Isabel Araiza is an associate professor of sociology at Texas A&M, Corpus Christi, where she teaches in the Mexican American and women and gender studies programs. She’s an expert on sociology and its intersections with education, social class and inequality. Araiza spoke up against the university’s plans for in-person classes in fall 2020.
Suyapa Portillo Villeda is an associate professor in Chicana/o Latina/o Transnational Studies at Pitzer College. Her work broadly focuses on social movements in Central America with a focus on Honduras. She documents working-class history and lives and challenges stereotypes of the so-called “banana republics” in Central America.
Melanie M. Domenech Rodríguez is a clinical psychologist and professor of psychology at Utah State University. Her scholarship addresses health disparities in access, acceptability and effectiveness of treatment for ethnic and culturally diverse people. She is a former president of the National Latinx Psychology Association.
Erika Andiola is a well-known immigration activist. She is the chief advocacy officer for RAICES and was the press secretary for Latino outreach for Bernie Sanders’ 2016 presidential campaign. Andiola started her community organizing work when she co-founded the Arizona Dream Act Coalition.
Maite Arce (Mai-tay Ahr-say) is a leading voice in creating access and enhancing opportunities for Latino communities to connect with information, partners and resources they need for a better life. She is the founder and president/CEO of Hispanic Access Foundation, a D.C.-based national nonprofit known for its network of community-based partners.
Van C. Tran is an associate professor of sociology at the City University of New York who studies the integration of immigrants and their children, ethnic and racial categories, diversity and intergroup relations, neighborhood gentrification, and urban poverty and social inequality.
Rosario Ceballo is associate dean of social sciences and a professor of psychology and women’s and gender studies at the University of Michigan. A clinical and developmental psychologist, her research investigates the effects of living in poverty on child and adolescent development.
Juliet Garcia is a professor of communications at the University of Texas, Rio Grande Valley, and the senior advisor to the chancellor for community, national and global engagement for the University of Texas system.
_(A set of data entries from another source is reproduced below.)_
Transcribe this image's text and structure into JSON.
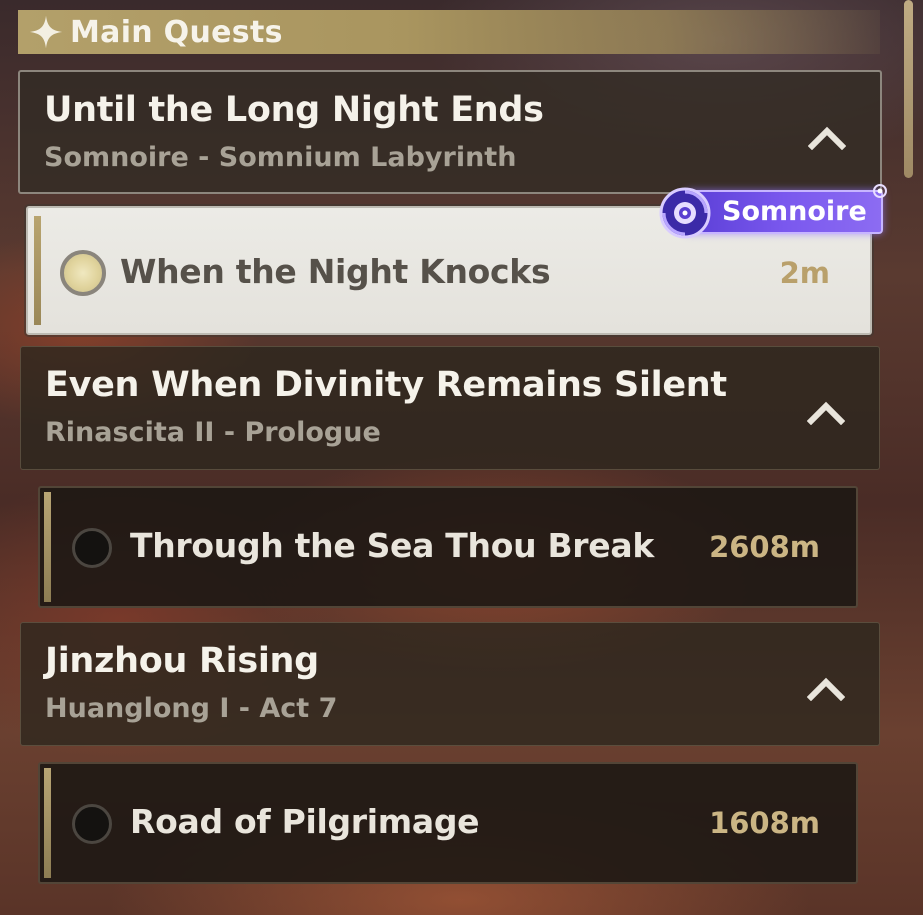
{
  "section": {
    "title": "Main Quests",
    "icon": "sparkle-star-icon"
  },
  "quests": [
    {
      "title": "Until the Long Night Ends",
      "subtitle": "Somnoire - Somnium Labyrinth",
      "expanded": true,
      "tasks": [
        {
          "name": "When the Night Knocks",
          "distance": "2m",
          "tracked": true,
          "badge": "Somnoire"
        }
      ]
    },
    {
      "title": "Even When Divinity Remains Silent",
      "subtitle": "Rinascita II - Prologue",
      "expanded": true,
      "tasks": [
        {
          "name": "Through the Sea Thou Break",
          "distance": "2608m",
          "tracked": false
        }
      ]
    },
    {
      "title": "Jinzhou Rising",
      "subtitle": "Huanglong I - Act 7",
      "expanded": true,
      "tasks": [
        {
          "name": "Road of Pilgrimage",
          "distance": "1608m",
          "tracked": false
        }
      ]
    }
  ],
  "colors": {
    "header_gold": "#b3a06a",
    "distance_gold": "#cbb584",
    "badge_purple": "#7a58ee"
  }
}
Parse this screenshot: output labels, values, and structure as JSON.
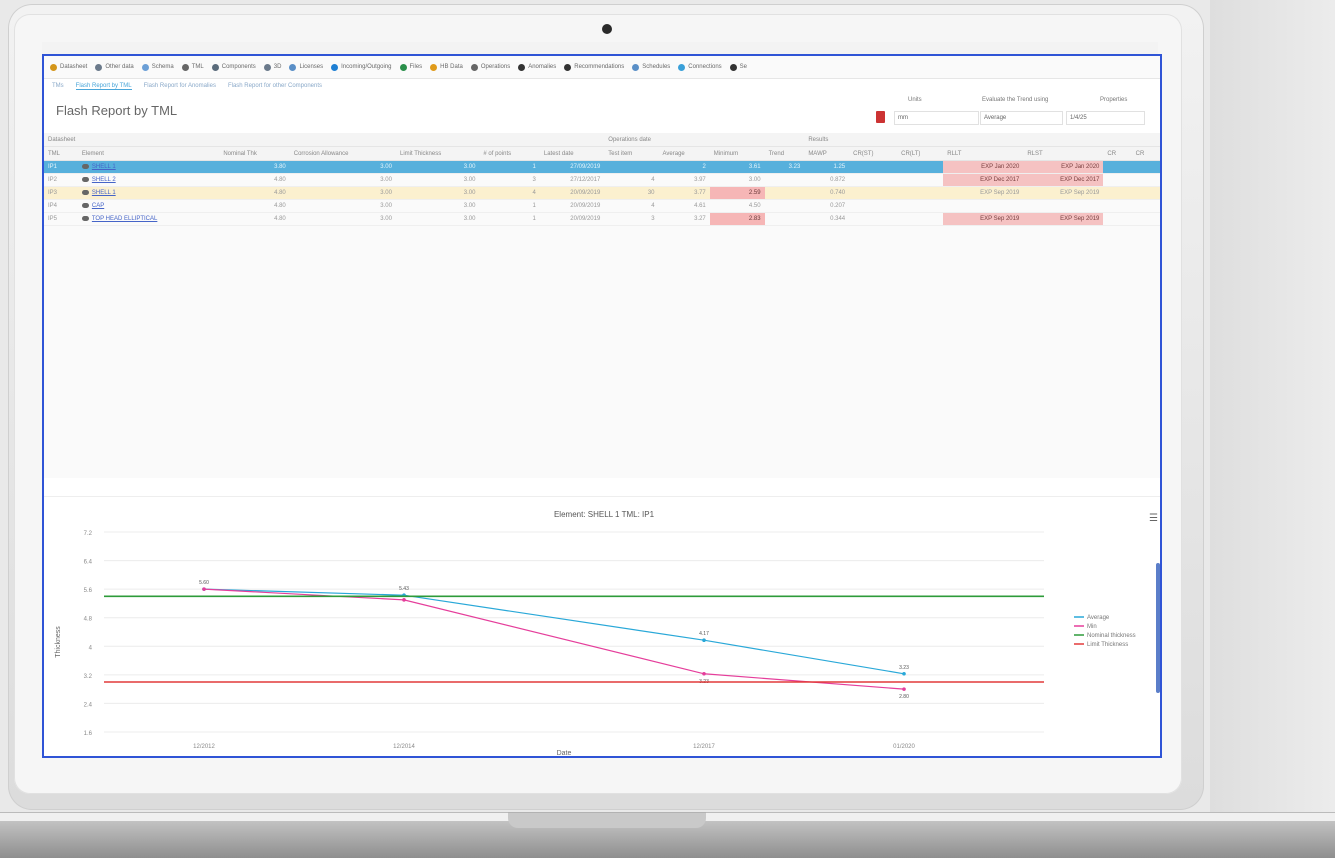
{
  "menu": [
    "Datasheet",
    "Other data",
    "Schema",
    "TML",
    "Components",
    "3D",
    "Licenses",
    "Incoming/Outgoing",
    "Files",
    "HB Data",
    "Operations",
    "Anomalies",
    "Recommendations",
    "Schedules",
    "Connections",
    "Se"
  ],
  "subnav": {
    "items": [
      "TMs",
      "Flash Report by TML",
      "Flash Report for Anomalies",
      "Flash Report for other Components"
    ],
    "active_index": 1
  },
  "page_title": "Flash Report by TML",
  "controls": {
    "units_label": "Units",
    "units_value": "mm",
    "evaluate_label": "Evaluate the Trend using",
    "evaluate_value": "Average",
    "properties_label": "Properties",
    "properties_value": "1/4/25"
  },
  "table": {
    "groups": [
      "Datasheet",
      "Operations date",
      "Results"
    ],
    "columns": [
      "TML",
      "Element",
      "Nominal Thk",
      "Corrosion Allowance",
      "Limit Thickness",
      "# of points",
      "Latest date",
      "Test item",
      "Average",
      "Minimum",
      "Trend",
      "MAWP",
      "CR(ST)",
      "CR(LT)",
      "RLLT",
      "RLST",
      "CR",
      "CR"
    ],
    "rows": [
      {
        "tml": "IP1",
        "element": "SHELL 1",
        "vals": [
          "3.80",
          "3.00",
          "3.00",
          "1",
          "27/09/2019",
          "",
          "2",
          "3.61",
          "3.23",
          "1.25"
        ],
        "e1": "EXP Jan 2020",
        "e2": "EXP Jan 2020",
        "state": "selected"
      },
      {
        "tml": "IP2",
        "element": "SHELL 2",
        "vals": [
          "4.80",
          "3.00",
          "3.00",
          "3",
          "27/12/2017",
          "4",
          "3.97",
          "3.00",
          "",
          "0.872"
        ],
        "e1": "EXP Dec 2017",
        "e2": "EXP Dec 2017",
        "state": "normal"
      },
      {
        "tml": "IP3",
        "element": "SHELL 1",
        "vals": [
          "4.80",
          "3.00",
          "3.00",
          "4",
          "20/09/2019",
          "30",
          "3.77",
          "2.59",
          "",
          "0.740"
        ],
        "e1": "EXP Sep 2019",
        "e2": "EXP Sep 2019",
        "state": "warn"
      },
      {
        "tml": "IP4",
        "element": "CAP",
        "vals": [
          "4.80",
          "3.00",
          "3.00",
          "1",
          "20/09/2019",
          "4",
          "4.61",
          "4.50",
          "",
          "0.207"
        ],
        "e1": "",
        "e2": "",
        "state": "normal"
      },
      {
        "tml": "IP5",
        "element": "TOP HEAD ELLIPTICAL",
        "vals": [
          "4.80",
          "3.00",
          "3.00",
          "1",
          "20/09/2019",
          "3",
          "3.27",
          "2.83",
          "",
          "0.344"
        ],
        "e1": "EXP Sep 2019",
        "e2": "EXP Sep 2019",
        "state": "normal"
      }
    ]
  },
  "chart_data": {
    "type": "line",
    "title": "Element: SHELL 1 TML: IP1",
    "xlabel": "Date",
    "ylabel": "Thickness",
    "categories": [
      "12/2012",
      "12/2014",
      "12/2017",
      "01/2020"
    ],
    "x_positions": [
      2013.0,
      2015.0,
      2018.0,
      2020.0
    ],
    "ylim": [
      1.6,
      7.2
    ],
    "yticks": [
      "7.2",
      "6.4",
      "5.6",
      "4.8",
      "4",
      "3.2",
      "2.4",
      "1.6"
    ],
    "series": [
      {
        "name": "Average",
        "color": "#29a8d8",
        "values": [
          5.6,
          5.43,
          4.17,
          3.23
        ],
        "labels": [
          "5.60",
          "5.43",
          "4.17",
          "3.23"
        ]
      },
      {
        "name": "Min",
        "color": "#e53e9b",
        "values": [
          5.6,
          5.3,
          3.23,
          2.8
        ],
        "labels": [
          "",
          "",
          "3.23",
          "2.80"
        ]
      },
      {
        "name": "Nominal thickness",
        "color": "#2e9b3a",
        "values": [
          5.4,
          5.4,
          5.4,
          5.4
        ],
        "labels": []
      },
      {
        "name": "Limit Thickness",
        "color": "#e23a3a",
        "values": [
          3.0,
          3.0,
          3.0,
          3.0
        ],
        "labels": []
      }
    ],
    "legend_position": "right",
    "grid": true
  }
}
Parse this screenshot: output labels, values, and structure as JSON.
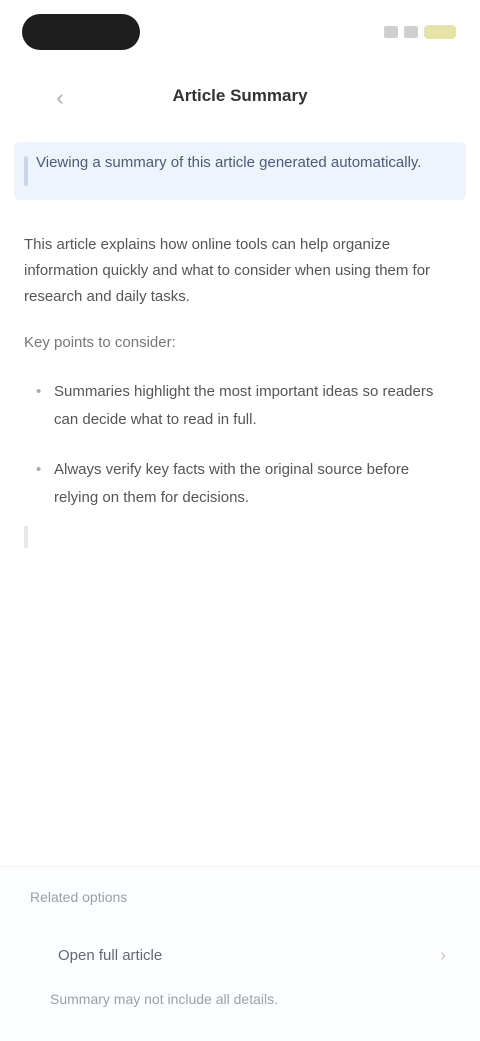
{
  "status_bar": {
    "time": "",
    "icons": [
      "signal-icon",
      "wifi-icon",
      "battery-icon"
    ]
  },
  "nav": {
    "back_icon": "chevron-left-icon",
    "title": "Article Summary"
  },
  "notice": {
    "text": "Viewing a summary of this article generated automatically."
  },
  "article": {
    "intro": "This article explains how online tools can help organize information quickly and what to consider when using them for research and daily tasks.",
    "subhead": "Key points to consider:",
    "bullets": [
      "Summaries highlight the most important ideas so readers can decide what to read in full.",
      "Always verify key facts with the original source before relying on them for decisions."
    ]
  },
  "sheet": {
    "title": "Related options",
    "row_label": "Open full article",
    "row_icon": "chevron-right-icon",
    "footer": "Summary may not include all details."
  },
  "colors": {
    "notice_bg": "#eef4fb",
    "status_pill": "#1e1e1e"
  }
}
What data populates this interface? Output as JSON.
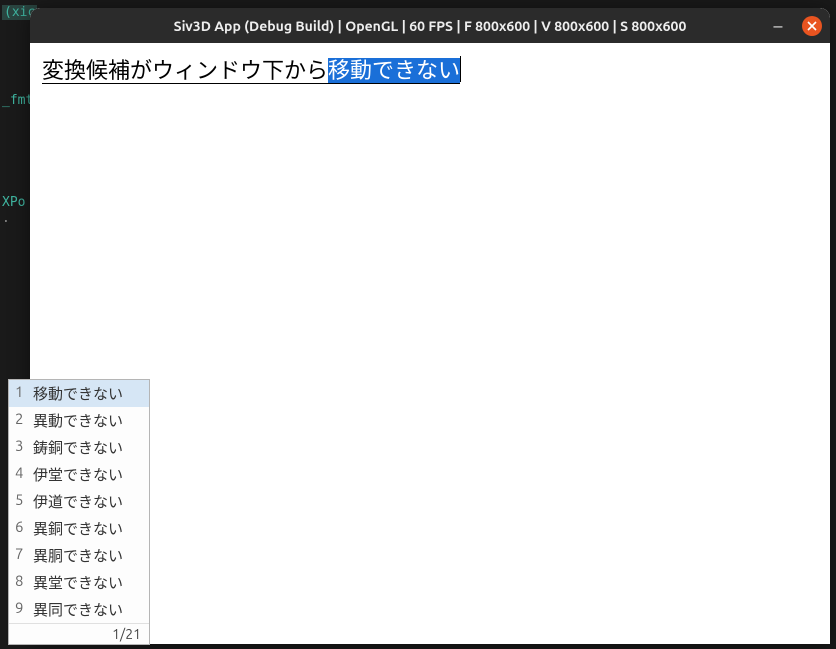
{
  "terminal": {
    "frag1": "(xic",
    "frag2": "_fmt",
    "frag3": "XPo",
    "frag4": "."
  },
  "window": {
    "title": "Siv3D App (Debug Build) | OpenGL | 60 FPS | F 800x600 | V 800x600 | S 800x600"
  },
  "ime": {
    "confirmed": "変換候補がウィンドウ下から",
    "converting": "移動できない"
  },
  "candidates": {
    "items": [
      {
        "n": "1",
        "text": "移動できない"
      },
      {
        "n": "2",
        "text": "異動できない"
      },
      {
        "n": "3",
        "text": "鋳銅できない"
      },
      {
        "n": "4",
        "text": "伊堂できない"
      },
      {
        "n": "5",
        "text": "伊道できない"
      },
      {
        "n": "6",
        "text": "異銅できない"
      },
      {
        "n": "7",
        "text": "異胴できない"
      },
      {
        "n": "8",
        "text": "異堂できない"
      },
      {
        "n": "9",
        "text": "異同できない"
      }
    ],
    "footer": "1/21"
  }
}
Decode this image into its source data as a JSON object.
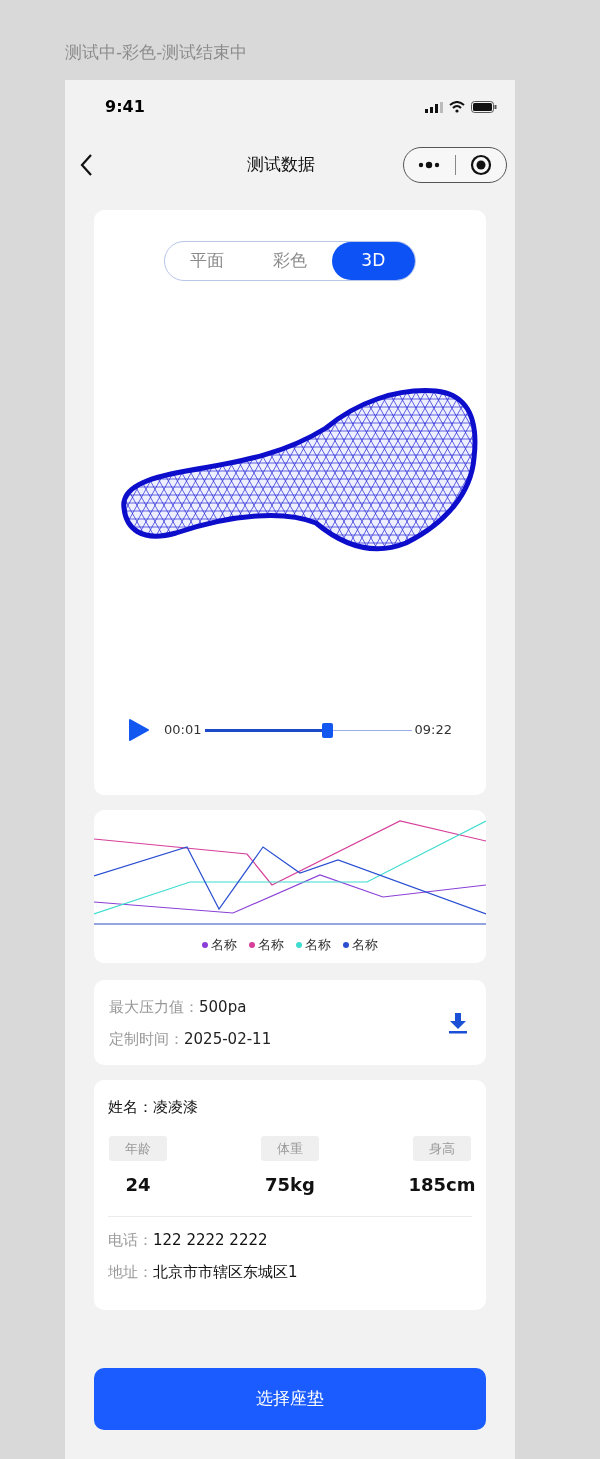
{
  "caption": "测试中-彩色-测试结束中",
  "status_bar": {
    "time": "9:41"
  },
  "nav": {
    "title": "测试数据"
  },
  "view_tabs": [
    {
      "label": "平面",
      "selected": false
    },
    {
      "label": "彩色",
      "selected": false
    },
    {
      "label": "3D",
      "selected": true
    }
  ],
  "player": {
    "current": "00:01",
    "total": "09:22",
    "level": 0.59
  },
  "legend": [
    {
      "label": "名称",
      "color": "#8a3fd6"
    },
    {
      "label": "名称",
      "color": "#d6409a"
    },
    {
      "label": "名称",
      "color": "#40dcd0"
    },
    {
      "label": "名称",
      "color": "#2a4fd0"
    }
  ],
  "stats": [
    {
      "label": "最大压力值：",
      "value": "500pa"
    },
    {
      "label": "定制时间：",
      "value": "2025-02-11"
    }
  ],
  "person": {
    "name_label": "姓名：",
    "name": "凌凌漆",
    "metrics": [
      {
        "label": "年龄",
        "value": "24"
      },
      {
        "label": "体重",
        "value": "75kg"
      },
      {
        "label": "身高",
        "value": "185cm"
      }
    ],
    "contacts": [
      {
        "label": "电话：",
        "value": "122 2222 2222"
      },
      {
        "label": "地址：",
        "value": "北京市市辖区东城区1"
      }
    ]
  },
  "button": "选择座垫"
}
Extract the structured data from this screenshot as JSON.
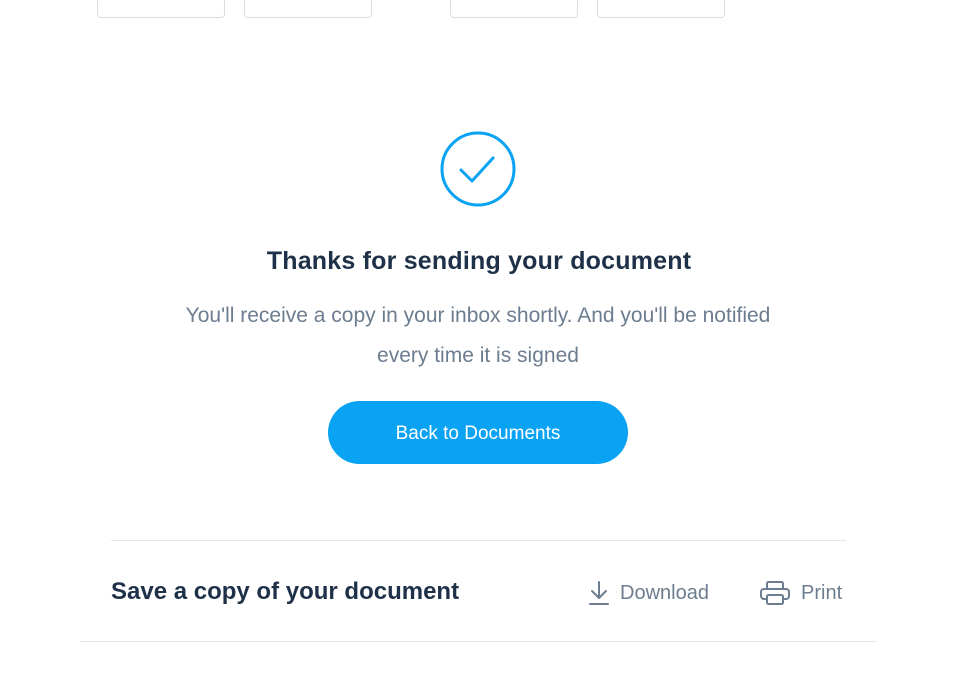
{
  "colors": {
    "accent": "#0aa2f2",
    "heading": "#1e3148",
    "body_text": "#6c7d8f",
    "divider": "#e3e7ec"
  },
  "success": {
    "icon": "checkmark-circle-icon",
    "title": "Thanks for sending your document",
    "message": "You'll receive a copy in your inbox shortly. And you'll be notified every time it is signed",
    "primary_button": "Back to Documents"
  },
  "save_copy": {
    "title": "Save a copy of your document",
    "download": {
      "label": "Download",
      "icon": "download-icon"
    },
    "print": {
      "label": "Print",
      "icon": "printer-icon"
    }
  }
}
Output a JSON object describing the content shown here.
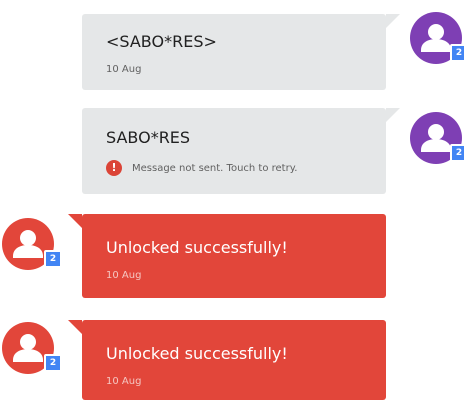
{
  "conversation": {
    "messages": [
      {
        "direction": "outgoing",
        "text": "<SABO*RES>",
        "date": "10 Aug",
        "avatar_color": "#7e3fb4",
        "badge": "2"
      },
      {
        "direction": "outgoing",
        "text": "SABO*RES",
        "error": "Message not sent. Touch to retry.",
        "error_icon": "error-icon",
        "avatar_color": "#7e3fb4",
        "badge": "2"
      },
      {
        "direction": "incoming",
        "text": "Unlocked successfully!",
        "date": "10 Aug",
        "avatar_color": "#e2463a",
        "badge": "2"
      },
      {
        "direction": "incoming",
        "text": "Unlocked successfully!",
        "date": "10 Aug",
        "avatar_color": "#e2463a",
        "badge": "2"
      }
    ]
  },
  "colors": {
    "outgoing_bubble": "#e5e7e8",
    "incoming_bubble": "#e2463a",
    "badge": "#4285f4",
    "error": "#db4437"
  }
}
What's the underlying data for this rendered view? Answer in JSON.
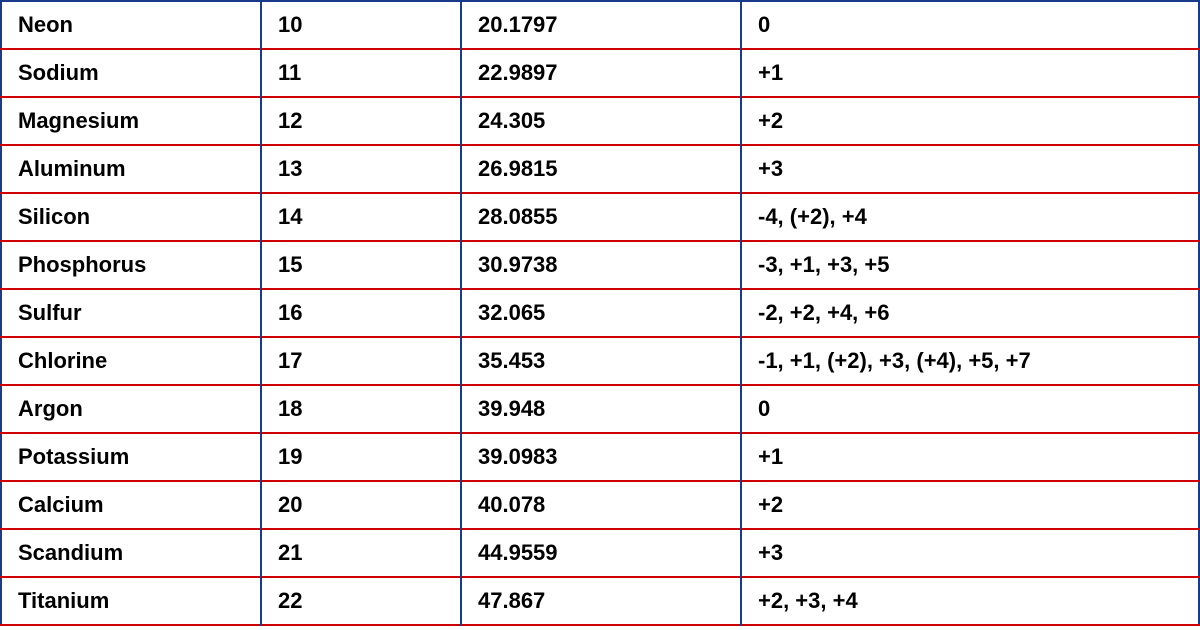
{
  "table": {
    "rows": [
      {
        "name": "Neon",
        "number": "10",
        "weight": "20.1797",
        "oxidation": "0"
      },
      {
        "name": "Sodium",
        "number": "11",
        "weight": "22.9897",
        "oxidation": "+1"
      },
      {
        "name": "Magnesium",
        "number": "12",
        "weight": "24.305",
        "oxidation": "+2"
      },
      {
        "name": "Aluminum",
        "number": "13",
        "weight": "26.9815",
        "oxidation": "+3"
      },
      {
        "name": "Silicon",
        "number": "14",
        "weight": "28.0855",
        "oxidation": "-4, (+2), +4"
      },
      {
        "name": "Phosphorus",
        "number": "15",
        "weight": "30.9738",
        "oxidation": "-3, +1, +3, +5"
      },
      {
        "name": "Sulfur",
        "number": "16",
        "weight": "32.065",
        "oxidation": "-2, +2, +4, +6"
      },
      {
        "name": "Chlorine",
        "number": "17",
        "weight": "35.453",
        "oxidation": "-1, +1, (+2), +3, (+4), +5, +7"
      },
      {
        "name": "Argon",
        "number": "18",
        "weight": "39.948",
        "oxidation": "0"
      },
      {
        "name": "Potassium",
        "number": "19",
        "weight": "39.0983",
        "oxidation": "+1"
      },
      {
        "name": "Calcium",
        "number": "20",
        "weight": "40.078",
        "oxidation": "+2"
      },
      {
        "name": "Scandium",
        "number": "21",
        "weight": "44.9559",
        "oxidation": "+3"
      },
      {
        "name": "Titanium",
        "number": "22",
        "weight": "47.867",
        "oxidation": "+2, +3, +4"
      }
    ]
  }
}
Previously, she served as president of the University of Texas, Brownsville, a position she held for 22 years.